Then, just for a minute … he turned off the lights…. And then while we all still waited I understood that the terror of my dream was not about losing just vision, but the whole of myself, whatever that was. What you lose in blindness is the space around you, the place where you are, and without that you might not exist. You could be nowhere at all.– Barbara Kingsolver, Animal Dreams, 1990
Where is Mars? The center of our Galaxy? The brightest X-ray source? Where, indeed, are we? Astronomers have always needed to locate objects and events in space. As our science evolves, it demands ever more exact locations. For example, an astronomer discovers, with an X-ray telescope, a source that flashes on and off with a curious rhythm. Is this source a planet, a star, or the core of a galaxy? The exact position for the X-ray source might be the only way to identify its otherwise unremarkable optical or radio counterpart. Astronomers need to know where things are.

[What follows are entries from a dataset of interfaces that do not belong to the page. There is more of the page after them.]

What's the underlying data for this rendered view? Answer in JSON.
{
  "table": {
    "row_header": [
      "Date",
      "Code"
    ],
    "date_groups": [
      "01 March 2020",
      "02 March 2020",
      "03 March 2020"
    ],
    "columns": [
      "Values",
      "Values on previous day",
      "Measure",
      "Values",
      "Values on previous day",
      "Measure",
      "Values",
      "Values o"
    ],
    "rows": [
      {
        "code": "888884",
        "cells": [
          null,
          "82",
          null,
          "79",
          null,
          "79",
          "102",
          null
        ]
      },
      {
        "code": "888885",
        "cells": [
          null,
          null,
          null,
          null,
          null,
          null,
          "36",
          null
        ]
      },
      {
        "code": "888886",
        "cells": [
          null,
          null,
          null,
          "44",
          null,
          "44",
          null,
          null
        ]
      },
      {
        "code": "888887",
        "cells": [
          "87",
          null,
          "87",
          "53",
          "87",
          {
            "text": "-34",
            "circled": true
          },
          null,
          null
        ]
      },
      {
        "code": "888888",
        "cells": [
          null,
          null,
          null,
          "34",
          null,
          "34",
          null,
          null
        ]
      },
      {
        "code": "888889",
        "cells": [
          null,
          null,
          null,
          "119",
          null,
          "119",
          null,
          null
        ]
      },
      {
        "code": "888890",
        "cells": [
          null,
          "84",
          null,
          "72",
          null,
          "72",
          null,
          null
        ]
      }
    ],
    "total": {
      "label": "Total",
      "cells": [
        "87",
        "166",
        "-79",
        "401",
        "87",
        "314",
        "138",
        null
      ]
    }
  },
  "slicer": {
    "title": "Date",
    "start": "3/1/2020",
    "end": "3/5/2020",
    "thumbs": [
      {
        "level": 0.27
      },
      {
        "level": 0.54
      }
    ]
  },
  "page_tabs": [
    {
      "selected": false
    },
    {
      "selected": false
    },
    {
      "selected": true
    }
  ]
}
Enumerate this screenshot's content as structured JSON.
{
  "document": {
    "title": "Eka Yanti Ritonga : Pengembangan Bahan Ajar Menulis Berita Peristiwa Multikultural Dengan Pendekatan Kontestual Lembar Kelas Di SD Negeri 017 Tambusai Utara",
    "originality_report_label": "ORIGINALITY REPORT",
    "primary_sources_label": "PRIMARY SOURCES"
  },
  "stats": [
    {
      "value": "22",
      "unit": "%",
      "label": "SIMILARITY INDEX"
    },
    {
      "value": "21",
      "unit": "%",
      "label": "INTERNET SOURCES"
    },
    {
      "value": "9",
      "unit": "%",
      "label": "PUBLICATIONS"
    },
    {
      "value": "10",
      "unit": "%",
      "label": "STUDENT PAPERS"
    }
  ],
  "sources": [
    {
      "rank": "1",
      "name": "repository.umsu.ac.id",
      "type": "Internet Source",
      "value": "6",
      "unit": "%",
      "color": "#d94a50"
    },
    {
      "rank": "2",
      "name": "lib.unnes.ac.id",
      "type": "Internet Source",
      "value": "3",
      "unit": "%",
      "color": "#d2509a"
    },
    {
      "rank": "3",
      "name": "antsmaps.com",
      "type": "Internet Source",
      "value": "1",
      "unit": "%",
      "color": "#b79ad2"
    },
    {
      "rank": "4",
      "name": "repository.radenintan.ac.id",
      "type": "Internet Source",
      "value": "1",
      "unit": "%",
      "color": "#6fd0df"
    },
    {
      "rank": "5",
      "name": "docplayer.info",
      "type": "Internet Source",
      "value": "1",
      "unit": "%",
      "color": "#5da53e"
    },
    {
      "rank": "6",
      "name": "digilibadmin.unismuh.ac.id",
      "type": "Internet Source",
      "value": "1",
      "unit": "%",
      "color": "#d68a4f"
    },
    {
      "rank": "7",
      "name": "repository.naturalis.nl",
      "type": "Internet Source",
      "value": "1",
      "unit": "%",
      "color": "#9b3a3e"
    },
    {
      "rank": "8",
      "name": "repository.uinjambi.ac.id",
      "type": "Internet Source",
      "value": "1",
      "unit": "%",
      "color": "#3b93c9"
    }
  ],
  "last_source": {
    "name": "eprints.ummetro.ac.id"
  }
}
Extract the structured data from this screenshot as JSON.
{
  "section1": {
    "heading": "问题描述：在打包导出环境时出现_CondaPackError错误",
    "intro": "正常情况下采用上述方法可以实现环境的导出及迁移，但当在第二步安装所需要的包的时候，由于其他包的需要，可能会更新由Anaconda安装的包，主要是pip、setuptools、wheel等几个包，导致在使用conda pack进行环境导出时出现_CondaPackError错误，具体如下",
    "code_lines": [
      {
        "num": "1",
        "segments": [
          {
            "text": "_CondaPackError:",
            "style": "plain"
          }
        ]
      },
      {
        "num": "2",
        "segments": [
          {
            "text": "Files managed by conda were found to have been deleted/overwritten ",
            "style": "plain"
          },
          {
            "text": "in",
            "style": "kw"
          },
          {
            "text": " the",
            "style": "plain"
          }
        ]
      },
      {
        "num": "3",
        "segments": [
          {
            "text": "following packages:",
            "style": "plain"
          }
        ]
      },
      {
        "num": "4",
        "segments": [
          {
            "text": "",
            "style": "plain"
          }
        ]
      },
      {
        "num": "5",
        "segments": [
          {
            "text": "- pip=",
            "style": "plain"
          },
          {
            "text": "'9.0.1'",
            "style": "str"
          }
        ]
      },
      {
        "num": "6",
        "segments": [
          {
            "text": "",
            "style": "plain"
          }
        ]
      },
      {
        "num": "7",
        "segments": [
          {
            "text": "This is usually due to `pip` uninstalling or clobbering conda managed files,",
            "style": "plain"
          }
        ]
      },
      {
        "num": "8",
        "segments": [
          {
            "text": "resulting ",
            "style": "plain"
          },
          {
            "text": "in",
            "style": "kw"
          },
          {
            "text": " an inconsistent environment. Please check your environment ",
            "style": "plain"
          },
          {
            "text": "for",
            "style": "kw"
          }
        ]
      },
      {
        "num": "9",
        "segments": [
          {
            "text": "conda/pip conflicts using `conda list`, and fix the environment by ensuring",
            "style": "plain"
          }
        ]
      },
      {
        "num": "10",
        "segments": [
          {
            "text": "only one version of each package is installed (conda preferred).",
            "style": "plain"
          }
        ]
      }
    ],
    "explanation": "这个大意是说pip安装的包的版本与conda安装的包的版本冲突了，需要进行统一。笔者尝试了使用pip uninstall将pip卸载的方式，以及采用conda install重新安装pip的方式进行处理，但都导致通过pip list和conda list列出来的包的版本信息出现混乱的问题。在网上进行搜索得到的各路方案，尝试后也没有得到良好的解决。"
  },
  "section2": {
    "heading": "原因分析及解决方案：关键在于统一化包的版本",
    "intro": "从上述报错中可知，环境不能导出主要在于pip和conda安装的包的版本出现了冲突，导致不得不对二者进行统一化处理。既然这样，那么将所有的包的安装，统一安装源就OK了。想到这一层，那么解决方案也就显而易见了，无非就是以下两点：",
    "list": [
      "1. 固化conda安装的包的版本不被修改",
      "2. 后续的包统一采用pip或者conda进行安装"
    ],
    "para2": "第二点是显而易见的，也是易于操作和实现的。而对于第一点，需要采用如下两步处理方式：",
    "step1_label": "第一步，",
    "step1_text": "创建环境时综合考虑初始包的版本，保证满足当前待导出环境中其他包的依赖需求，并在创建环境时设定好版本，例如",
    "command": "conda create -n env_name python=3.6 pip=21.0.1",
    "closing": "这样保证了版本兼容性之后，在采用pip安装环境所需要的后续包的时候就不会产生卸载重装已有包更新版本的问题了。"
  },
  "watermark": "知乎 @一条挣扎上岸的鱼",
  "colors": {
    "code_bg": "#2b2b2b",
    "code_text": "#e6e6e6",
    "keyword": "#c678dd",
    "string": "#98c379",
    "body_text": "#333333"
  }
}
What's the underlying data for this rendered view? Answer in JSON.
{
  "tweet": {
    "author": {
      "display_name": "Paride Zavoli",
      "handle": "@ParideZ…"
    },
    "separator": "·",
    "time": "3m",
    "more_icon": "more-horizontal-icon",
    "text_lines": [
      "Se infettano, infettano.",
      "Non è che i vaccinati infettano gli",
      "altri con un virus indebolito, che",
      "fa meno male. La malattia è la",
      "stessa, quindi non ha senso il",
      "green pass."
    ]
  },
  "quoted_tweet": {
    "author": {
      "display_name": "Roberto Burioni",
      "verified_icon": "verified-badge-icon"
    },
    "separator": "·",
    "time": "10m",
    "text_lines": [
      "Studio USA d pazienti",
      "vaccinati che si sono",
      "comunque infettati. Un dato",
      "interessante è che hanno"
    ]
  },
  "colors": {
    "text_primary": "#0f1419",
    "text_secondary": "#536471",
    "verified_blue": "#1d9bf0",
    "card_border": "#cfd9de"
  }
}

Likewise, knowing when something happens is often as important as where it happens. The rhythms of the spinning and orbiting Earth and Moon gave astronomy an early and intimate connection to timekeeping. Because our universe has a history, astronomers need to know what happened when and what time it is now.
The “fixed stars” are an old metaphor for the unchanging and eternal, but positions of real celestial objects do change. Planets, stars, gas clouds, and galaxies all trace paths decreed for them. Astronomers who measure these motions, sometimes only through the accumulated labors of many generations, can sometimes find in their measurements the outlines of nature's decree. In the most satisfying cases, motions reveal fundamental facts, like the age of the universe or the presence of planets orbiting other suns. Astronomers need to know how things move.
Astronomical coordinate systems
Any problem of geometry can easily be reduced to such terms that acknowledge of the lengths of certain straight lines is sufficient for its construction.– René Descartes, La Geometrie, Book I, 1637
Descartes’ brilliant application of coordinate systems to solve geometric problems has direct relevance to astrometry, the business of locating astronomical objects. Astrometry has venerably ancient origins, and it retains a central importance in astronomy.